>>>

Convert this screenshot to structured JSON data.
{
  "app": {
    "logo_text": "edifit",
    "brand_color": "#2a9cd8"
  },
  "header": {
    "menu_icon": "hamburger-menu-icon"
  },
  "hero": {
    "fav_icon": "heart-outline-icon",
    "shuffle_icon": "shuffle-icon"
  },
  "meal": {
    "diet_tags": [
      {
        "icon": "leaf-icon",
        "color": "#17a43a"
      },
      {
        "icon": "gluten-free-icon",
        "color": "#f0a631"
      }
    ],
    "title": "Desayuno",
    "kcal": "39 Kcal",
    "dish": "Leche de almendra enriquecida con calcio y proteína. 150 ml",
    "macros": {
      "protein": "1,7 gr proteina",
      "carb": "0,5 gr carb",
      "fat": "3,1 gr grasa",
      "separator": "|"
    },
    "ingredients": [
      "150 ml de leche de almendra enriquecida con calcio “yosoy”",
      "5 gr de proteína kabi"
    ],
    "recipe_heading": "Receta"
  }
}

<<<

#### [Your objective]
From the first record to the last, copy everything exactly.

#### [Reply to the task]
Convert this screenshot to structured JSON data.
{
  "app": {
    "logo_text": "edifit",
    "brand_color": "#2a9cd8"
  },
  "header": {
    "menu_icon": "hamburger-menu-icon"
  },
  "hero": {
    "fav_icon": "heart-outline-icon",
    "shuffle_icon": "shuffle-icon"
  },
  "meal": {
    "diet_tags": [
      {
        "icon": "leaf-icon",
        "color": "#17a43a"
      },
      {
        "icon": "gluten-free-icon",
        "color": "#f0a631"
      }
    ],
    "title": "Desayuno",
    "kcal": "39 Kcal",
    "dish": "Leche de almendra enriquecida con calcio y proteína. 150 ml",
    "macros": {
      "protein": "1,7 gr proteina",
      "carb": "0,5 gr carb",
      "fat": "3,1 gr grasa",
      "separator": "|"
    },
    "ingredients": [
      "150 ml de leche de almendra enriquecida con calcio “yosoy”",
      "5 gr de proteína kabi"
    ],
    "recipe_heading": "Receta"
  }
}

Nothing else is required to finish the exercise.